I definitely wanted to make the film feel “real” and present a realistic look into Saudi life. It is rare that we get to see ourselves on screen in a documentary-like way, so I work hard to make it as authentic as possible. Showing this story in this way is the key to getting that message across.
The Perfect Candidate was selected as the Saudi Arabian entry for the Best International Feature Film at the 92nd Academy Awards. What was your reaction to the news?
It was incredibly moving and important for me. It’s a huge honour! To be recognised by my peers here at home and celebrated as a representative of artists from the Kingdom, is incredibly important to me. I am also very proud that The Perfect Candidate was selected into the main competition at the Venice Film Festival. It is so validating to have the film placed in the same category as the most prestigious films from across the world. It is definitely one of my favourite festivals in the world! It’s also very exciting that audiences in the Middle East can now watch the film from the comfort of their own home through OSN Store and OSN streaming.
You are seen as a trailblazer for Saudi cinema. Do you see the potential for a thriving film scene in the Kingdom and is a new wave of Saudi films on the way?
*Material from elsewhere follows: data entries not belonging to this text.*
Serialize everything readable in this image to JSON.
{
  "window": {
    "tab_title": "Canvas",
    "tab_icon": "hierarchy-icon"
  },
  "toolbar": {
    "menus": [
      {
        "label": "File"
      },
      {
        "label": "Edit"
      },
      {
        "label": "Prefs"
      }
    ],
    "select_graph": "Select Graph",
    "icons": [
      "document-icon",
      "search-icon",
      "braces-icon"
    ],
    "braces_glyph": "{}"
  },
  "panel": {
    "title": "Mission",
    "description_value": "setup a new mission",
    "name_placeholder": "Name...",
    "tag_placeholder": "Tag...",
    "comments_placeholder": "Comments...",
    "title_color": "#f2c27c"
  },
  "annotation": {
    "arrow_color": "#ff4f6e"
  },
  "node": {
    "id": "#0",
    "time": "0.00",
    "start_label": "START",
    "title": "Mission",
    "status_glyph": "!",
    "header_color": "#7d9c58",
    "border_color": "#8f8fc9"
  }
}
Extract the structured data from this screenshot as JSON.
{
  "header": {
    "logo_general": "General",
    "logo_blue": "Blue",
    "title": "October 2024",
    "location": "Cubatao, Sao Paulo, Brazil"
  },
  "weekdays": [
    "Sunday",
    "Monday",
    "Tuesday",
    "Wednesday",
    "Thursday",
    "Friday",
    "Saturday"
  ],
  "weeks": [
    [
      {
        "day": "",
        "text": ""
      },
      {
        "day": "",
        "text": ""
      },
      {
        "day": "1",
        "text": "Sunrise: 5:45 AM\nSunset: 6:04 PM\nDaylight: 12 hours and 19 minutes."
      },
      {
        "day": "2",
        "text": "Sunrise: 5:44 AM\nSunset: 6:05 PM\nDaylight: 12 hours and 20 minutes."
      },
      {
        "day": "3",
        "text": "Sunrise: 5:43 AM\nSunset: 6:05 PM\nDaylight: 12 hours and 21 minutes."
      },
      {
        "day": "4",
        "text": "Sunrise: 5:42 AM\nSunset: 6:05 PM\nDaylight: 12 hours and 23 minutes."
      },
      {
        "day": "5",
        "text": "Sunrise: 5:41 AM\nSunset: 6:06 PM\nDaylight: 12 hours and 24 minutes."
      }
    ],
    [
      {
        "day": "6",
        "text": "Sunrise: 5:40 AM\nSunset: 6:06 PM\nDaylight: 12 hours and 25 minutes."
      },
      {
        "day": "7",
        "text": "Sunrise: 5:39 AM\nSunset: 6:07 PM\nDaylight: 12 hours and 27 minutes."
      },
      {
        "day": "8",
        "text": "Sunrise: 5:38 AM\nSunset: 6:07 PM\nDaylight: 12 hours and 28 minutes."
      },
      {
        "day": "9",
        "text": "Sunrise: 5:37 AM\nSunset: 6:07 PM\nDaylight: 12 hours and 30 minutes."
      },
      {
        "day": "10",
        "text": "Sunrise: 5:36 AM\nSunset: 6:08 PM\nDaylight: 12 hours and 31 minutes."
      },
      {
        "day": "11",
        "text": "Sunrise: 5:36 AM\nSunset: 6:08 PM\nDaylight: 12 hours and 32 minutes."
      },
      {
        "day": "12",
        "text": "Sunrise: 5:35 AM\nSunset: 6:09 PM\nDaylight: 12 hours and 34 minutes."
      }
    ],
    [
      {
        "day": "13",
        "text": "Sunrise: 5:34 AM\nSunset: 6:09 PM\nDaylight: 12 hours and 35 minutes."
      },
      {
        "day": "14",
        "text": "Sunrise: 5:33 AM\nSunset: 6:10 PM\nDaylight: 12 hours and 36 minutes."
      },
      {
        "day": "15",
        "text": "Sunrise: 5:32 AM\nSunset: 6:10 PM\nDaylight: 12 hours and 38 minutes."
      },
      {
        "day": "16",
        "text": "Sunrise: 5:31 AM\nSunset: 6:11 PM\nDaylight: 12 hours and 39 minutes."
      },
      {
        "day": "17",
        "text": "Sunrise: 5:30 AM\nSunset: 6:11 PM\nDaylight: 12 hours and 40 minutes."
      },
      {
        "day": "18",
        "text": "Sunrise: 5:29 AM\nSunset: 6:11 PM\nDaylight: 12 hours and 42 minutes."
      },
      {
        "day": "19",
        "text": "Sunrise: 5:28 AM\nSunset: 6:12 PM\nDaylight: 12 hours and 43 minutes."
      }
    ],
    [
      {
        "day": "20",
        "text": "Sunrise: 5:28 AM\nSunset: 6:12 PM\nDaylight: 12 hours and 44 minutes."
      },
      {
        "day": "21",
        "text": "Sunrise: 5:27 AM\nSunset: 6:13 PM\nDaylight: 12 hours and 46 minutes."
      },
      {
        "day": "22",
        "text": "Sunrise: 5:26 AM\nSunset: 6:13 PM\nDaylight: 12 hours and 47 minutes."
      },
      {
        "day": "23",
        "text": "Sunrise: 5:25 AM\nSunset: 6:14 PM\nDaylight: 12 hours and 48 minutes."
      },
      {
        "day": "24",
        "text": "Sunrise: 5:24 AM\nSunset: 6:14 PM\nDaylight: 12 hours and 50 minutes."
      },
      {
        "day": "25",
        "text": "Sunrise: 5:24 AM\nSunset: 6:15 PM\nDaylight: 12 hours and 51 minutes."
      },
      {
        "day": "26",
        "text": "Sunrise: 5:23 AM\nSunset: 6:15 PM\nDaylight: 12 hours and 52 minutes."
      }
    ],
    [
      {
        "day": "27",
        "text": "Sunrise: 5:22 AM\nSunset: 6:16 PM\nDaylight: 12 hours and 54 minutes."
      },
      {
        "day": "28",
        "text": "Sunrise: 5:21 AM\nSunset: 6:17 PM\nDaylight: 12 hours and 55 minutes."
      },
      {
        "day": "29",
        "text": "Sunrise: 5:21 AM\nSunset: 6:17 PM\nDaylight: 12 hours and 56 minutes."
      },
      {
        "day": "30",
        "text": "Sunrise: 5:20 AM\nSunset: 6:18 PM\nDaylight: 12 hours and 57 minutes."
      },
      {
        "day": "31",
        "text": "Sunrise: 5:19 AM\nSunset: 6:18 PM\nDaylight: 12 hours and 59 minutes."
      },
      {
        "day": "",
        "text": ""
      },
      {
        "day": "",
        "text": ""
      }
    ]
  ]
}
Absolutely! I am very confident that we will build up our own, vibrant local film industry, and that we will have local audiences eager to see and consume our work. But I also hope that we see our films start to travel more around the world so that international audiences get to hear from us and get a better sense of our perspective. We have had so few chances to present our work and our point of view to the rest of the world, so I think film, and the arts in general, will become a very valuable tool for us in telling our side of the story.
What are the challenges of filming in Saudi Arabia?
Well, a lot has changed since I made my first Saudi film! It was incredibly difficult to make a film in 2011, and people were still very hesitant to embrace any public form of artistic expression at that time. Film was especially seen as taboo, and the idea of opening theatre’s had become a red line that most of us thought would never be crossed. Of course, now everything is different, and we have cinemas going up all across the Kingdom. But the larger issue of a lack of infrastructure in the film industry remains. We have a lot of work to do in building up the tools and resources necessary to make quality films. We don’t have many people with experience in the field yet so putting together a crew and getting the right equipment is very difficult. Getting the proper training and education necessary to help craft and shape our stories is another key area that we need to develop. It is still a very challenging place to work, and a very closed, insular society, so it was a tough but worthwhile journey.
And it was really great to be out of the van! Being allowed to fully mix with my crew and be fully immersed in the production was amazing. It was also very exciting to have so many enthusiastic young Saudis working on the set. They are the future of the industry, and to see them giving their all to contribute and be a part of making the film was very special for me. We still have a long way to go in building our local crews and expertise, but the enthusiasm is there to build upon. It is an exciting time to be a filmmaker from Saudi Arabia!